## [Aim of the exercise]
Repeat the records below verbatim.

Input START

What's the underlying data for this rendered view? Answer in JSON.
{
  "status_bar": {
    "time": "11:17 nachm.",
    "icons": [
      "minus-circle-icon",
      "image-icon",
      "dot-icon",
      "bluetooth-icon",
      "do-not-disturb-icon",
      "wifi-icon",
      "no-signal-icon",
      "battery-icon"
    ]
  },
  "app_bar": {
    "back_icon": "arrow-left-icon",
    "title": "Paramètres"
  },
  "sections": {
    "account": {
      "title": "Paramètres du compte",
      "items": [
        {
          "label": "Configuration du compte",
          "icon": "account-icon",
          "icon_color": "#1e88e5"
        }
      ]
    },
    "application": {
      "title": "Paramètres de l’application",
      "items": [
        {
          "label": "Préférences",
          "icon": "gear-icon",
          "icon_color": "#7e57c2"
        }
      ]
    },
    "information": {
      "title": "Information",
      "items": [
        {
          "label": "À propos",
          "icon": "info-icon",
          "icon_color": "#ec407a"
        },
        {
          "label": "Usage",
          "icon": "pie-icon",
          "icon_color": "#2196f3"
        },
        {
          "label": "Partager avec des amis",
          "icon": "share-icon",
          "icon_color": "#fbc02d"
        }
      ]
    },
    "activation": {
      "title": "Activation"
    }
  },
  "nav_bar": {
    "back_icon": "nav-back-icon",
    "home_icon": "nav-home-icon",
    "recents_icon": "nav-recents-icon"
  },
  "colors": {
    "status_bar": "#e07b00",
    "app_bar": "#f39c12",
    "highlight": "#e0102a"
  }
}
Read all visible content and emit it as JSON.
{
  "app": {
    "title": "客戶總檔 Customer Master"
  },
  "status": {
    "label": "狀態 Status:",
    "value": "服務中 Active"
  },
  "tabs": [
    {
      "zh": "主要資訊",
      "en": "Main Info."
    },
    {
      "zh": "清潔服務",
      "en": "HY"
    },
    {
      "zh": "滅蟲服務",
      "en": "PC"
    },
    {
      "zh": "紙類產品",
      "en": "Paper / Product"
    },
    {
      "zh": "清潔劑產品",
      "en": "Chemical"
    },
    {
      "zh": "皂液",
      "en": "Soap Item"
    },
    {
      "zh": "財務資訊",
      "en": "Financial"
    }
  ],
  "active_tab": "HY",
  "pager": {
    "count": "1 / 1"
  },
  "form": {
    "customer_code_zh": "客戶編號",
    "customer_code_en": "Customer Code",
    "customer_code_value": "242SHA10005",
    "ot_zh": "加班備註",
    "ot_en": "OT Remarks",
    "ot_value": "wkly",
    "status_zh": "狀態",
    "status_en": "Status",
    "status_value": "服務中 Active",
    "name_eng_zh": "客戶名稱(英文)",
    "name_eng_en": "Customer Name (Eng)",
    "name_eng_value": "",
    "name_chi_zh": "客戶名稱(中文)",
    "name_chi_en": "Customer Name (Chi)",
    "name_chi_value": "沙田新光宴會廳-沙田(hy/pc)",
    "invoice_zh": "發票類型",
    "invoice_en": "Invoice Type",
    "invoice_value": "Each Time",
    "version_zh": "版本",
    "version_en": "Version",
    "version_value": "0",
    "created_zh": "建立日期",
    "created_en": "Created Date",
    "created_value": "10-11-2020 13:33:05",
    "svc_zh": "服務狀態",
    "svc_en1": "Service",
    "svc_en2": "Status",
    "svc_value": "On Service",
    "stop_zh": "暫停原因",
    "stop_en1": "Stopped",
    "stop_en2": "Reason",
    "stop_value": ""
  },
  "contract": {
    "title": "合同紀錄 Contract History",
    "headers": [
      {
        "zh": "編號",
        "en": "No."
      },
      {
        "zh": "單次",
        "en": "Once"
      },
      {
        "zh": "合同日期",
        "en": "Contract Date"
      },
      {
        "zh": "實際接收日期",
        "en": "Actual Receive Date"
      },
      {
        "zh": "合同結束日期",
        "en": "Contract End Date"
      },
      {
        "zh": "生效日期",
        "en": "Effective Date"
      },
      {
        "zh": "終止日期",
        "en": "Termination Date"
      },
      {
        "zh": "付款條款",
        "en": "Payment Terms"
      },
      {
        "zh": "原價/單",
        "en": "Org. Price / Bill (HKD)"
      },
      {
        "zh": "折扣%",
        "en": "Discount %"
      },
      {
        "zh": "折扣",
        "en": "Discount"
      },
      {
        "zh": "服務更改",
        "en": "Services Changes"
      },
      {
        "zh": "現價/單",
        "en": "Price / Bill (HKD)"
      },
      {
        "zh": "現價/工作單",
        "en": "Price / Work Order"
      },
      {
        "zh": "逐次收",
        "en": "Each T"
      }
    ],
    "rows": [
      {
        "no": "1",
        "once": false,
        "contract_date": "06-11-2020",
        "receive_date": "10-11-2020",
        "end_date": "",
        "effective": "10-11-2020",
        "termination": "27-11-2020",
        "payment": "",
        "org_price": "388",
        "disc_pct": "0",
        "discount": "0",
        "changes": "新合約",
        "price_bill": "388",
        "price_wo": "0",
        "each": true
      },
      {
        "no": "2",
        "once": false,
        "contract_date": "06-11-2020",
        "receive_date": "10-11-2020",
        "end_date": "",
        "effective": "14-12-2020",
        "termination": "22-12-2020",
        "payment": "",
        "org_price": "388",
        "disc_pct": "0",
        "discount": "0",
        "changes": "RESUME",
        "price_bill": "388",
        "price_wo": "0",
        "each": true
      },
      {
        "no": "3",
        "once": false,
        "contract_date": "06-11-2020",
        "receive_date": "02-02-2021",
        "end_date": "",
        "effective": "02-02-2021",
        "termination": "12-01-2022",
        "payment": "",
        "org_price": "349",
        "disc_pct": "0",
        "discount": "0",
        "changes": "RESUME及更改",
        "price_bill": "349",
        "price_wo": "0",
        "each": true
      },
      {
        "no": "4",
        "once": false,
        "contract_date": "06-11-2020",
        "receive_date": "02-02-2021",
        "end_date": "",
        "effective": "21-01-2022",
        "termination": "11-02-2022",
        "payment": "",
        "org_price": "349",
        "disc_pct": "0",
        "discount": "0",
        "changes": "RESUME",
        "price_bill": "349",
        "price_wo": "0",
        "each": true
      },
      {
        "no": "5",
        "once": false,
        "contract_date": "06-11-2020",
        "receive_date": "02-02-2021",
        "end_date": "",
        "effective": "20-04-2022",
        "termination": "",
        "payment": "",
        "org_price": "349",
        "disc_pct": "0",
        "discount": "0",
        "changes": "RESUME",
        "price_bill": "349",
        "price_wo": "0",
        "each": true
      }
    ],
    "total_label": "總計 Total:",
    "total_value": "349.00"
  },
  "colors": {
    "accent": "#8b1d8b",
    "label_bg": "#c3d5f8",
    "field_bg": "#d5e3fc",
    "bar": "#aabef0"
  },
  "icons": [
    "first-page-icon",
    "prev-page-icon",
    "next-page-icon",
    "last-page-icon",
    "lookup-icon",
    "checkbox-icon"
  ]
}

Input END

## [Result]
What's the underlying data for this rendered view? Answer in JSON.
{
  "status_bar": {
    "time": "11:17 nachm.",
    "icons": [
      "minus-circle-icon",
      "image-icon",
      "dot-icon",
      "bluetooth-icon",
      "do-not-disturb-icon",
      "wifi-icon",
      "no-signal-icon",
      "battery-icon"
    ]
  },
  "app_bar": {
    "back_icon": "arrow-left-icon",
    "title": "Paramètres"
  },
  "sections": {
    "account": {
      "title": "Paramètres du compte",
      "items": [
        {
          "label": "Configuration du compte",
          "icon": "account-icon",
          "icon_color": "#1e88e5"
        }
      ]
    },
    "application": {
      "title": "Paramètres de l’application",
      "items": [
        {
          "label": "Préférences",
          "icon": "gear-icon",
          "icon_color": "#7e57c2"
        }
      ]
    },
    "information": {
      "title": "Information",
      "items": [
        {
          "label": "À propos",
          "icon": "info-icon",
          "icon_color": "#ec407a"
        },
        {
          "label": "Usage",
          "icon": "pie-icon",
          "icon_color": "#2196f3"
        },
        {
          "label": "Partager avec des amis",
          "icon": "share-icon",
          "icon_color": "#fbc02d"
        }
      ]
    },
    "activation": {
      "title": "Activation"
    }
  },
  "nav_bar": {
    "back_icon": "nav-back-icon",
    "home_icon": "nav-home-icon",
    "recents_icon": "nav-recents-icon"
  },
  "colors": {
    "status_bar": "#e07b00",
    "app_bar": "#f39c12",
    "highlight": "#e0102a"
  }
}
Read all visible content and emit it as JSON.
{
  "app": {
    "title": "客戶總檔 Customer Master"
  },
  "status": {
    "label": "狀態 Status:",
    "value": "服務中 Active"
  },
  "tabs": [
    {
      "zh": "主要資訊",
      "en": "Main Info."
    },
    {
      "zh": "清潔服務",
      "en": "HY"
    },
    {
      "zh": "滅蟲服務",
      "en": "PC"
    },
    {
      "zh": "紙類產品",
      "en": "Paper / Product"
    },
    {
      "zh": "清潔劑產品",
      "en": "Chemical"
    },
    {
      "zh": "皂液",
      "en": "Soap Item"
    },
    {
      "zh": "財務資訊",
      "en": "Financial"
    }
  ],
  "active_tab": "HY",
  "pager": {
    "count": "1 / 1"
  },
  "form": {
    "customer_code_zh": "客戶編號",
    "customer_code_en": "Customer Code",
    "customer_code_value": "242SHA10005",
    "ot_zh": "加班備註",
    "ot_en": "OT Remarks",
    "ot_value": "wkly",
    "status_zh": "狀態",
    "status_en": "Status",
    "status_value": "服務中 Active",
    "name_eng_zh": "客戶名稱(英文)",
    "name_eng_en": "Customer Name (Eng)",
    "name_eng_value": "",
    "name_chi_zh": "客戶名稱(中文)",
    "name_chi_en": "Customer Name (Chi)",
    "name_chi_value": "沙田新光宴會廳-沙田(hy/pc)",
    "invoice_zh": "發票類型",
    "invoice_en": "Invoice Type",
    "invoice_value": "Each Time",
    "version_zh": "版本",
    "version_en": "Version",
    "version_value": "0",
    "created_zh": "建立日期",
    "created_en": "Created Date",
    "created_value": "10-11-2020 13:33:05",
    "svc_zh": "服務狀態",
    "svc_en1": "Service",
    "svc_en2": "Status",
    "svc_value": "On Service",
    "stop_zh": "暫停原因",
    "stop_en1": "Stopped",
    "stop_en2": "Reason",
    "stop_value": ""
  },
  "contract": {
    "title": "合同紀錄 Contract History",
    "headers": [
      {
        "zh": "編號",
        "en": "No."
      },
      {
        "zh": "單次",
        "en": "Once"
      },
      {
        "zh": "合同日期",
        "en": "Contract Date"
      },
      {
        "zh": "實際接收日期",
        "en": "Actual Receive Date"
      },
      {
        "zh": "合同結束日期",
        "en": "Contract End Date"
      },
      {
        "zh": "生效日期",
        "en": "Effective Date"
      },
      {
        "zh": "終止日期",
        "en": "Termination Date"
      },
      {
        "zh": "付款條款",
        "en": "Payment Terms"
      },
      {
        "zh": "原價/單",
        "en": "Org. Price / Bill (HKD)"
      },
      {
        "zh": "折扣%",
        "en": "Discount %"
      },
      {
        "zh": "折扣",
        "en": "Discount"
      },
      {
        "zh": "服務更改",
        "en": "Services Changes"
      },
      {
        "zh": "現價/單",
        "en": "Price / Bill (HKD)"
      },
      {
        "zh": "現價/工作單",
        "en": "Price / Work Order"
      },
      {
        "zh": "逐次收",
        "en": "Each T"
      }
    ],
    "rows": [
      {
        "no": "1",
        "once": false,
        "contract_date": "06-11-2020",
        "receive_date": "10-11-2020",
        "end_date": "",
        "effective": "10-11-2020",
        "termination": "27-11-2020",
        "payment": "",
        "org_price": "388",
        "disc_pct": "0",
        "discount": "0",
        "changes": "新合約",
        "price_bill": "388",
        "price_wo": "0",
        "each": true
      },
      {
        "no": "2",
        "once": false,
        "contract_date": "06-11-2020",
        "receive_date": "10-11-2020",
        "end_date": "",
        "effective": "14-12-2020",
        "termination": "22-12-2020",
        "payment": "",
        "org_price": "388",
        "disc_pct": "0",
        "discount": "0",
        "changes": "RESUME",
        "price_bill": "388",
        "price_wo": "0",
        "each": true
      },
      {
        "no": "3",
        "once": false,
        "contract_date": "06-11-2020",
        "receive_date": "02-02-2021",
        "end_date": "",
        "effective": "02-02-2021",
        "termination": "12-01-2022",
        "payment": "",
        "org_price": "349",
        "disc_pct": "0",
        "discount": "0",
        "changes": "RESUME及更改",
        "price_bill": "349",
        "price_wo": "0",
        "each": true
      },
      {
        "no": "4",
        "once": false,
        "contract_date": "06-11-2020",
        "receive_date": "02-02-2021",
        "end_date": "",
        "effective": "21-01-2022",
        "termination": "11-02-2022",
        "payment": "",
        "org_price": "349",
        "disc_pct": "0",
        "discount": "0",
        "changes": "RESUME",
        "price_bill": "349",
        "price_wo": "0",
        "each": true
      },
      {
        "no": "5",
        "once": false,
        "contract_date": "06-11-2020",
        "receive_date": "02-02-2021",
        "end_date": "",
        "effective": "20-04-2022",
        "termination": "",
        "payment": "",
        "org_price": "349",
        "disc_pct": "0",
        "discount": "0",
        "changes": "RESUME",
        "price_bill": "349",
        "price_wo": "0",
        "each": true
      }
    ],
    "total_label": "總計 Total:",
    "total_value": "349.00"
  },
  "colors": {
    "accent": "#8b1d8b",
    "label_bg": "#c3d5f8",
    "field_bg": "#d5e3fc",
    "bar": "#aabef0"
  },
  "icons": [
    "first-page-icon",
    "prev-page-icon",
    "next-page-icon",
    "last-page-icon",
    "lookup-icon",
    "checkbox-icon"
  ]
}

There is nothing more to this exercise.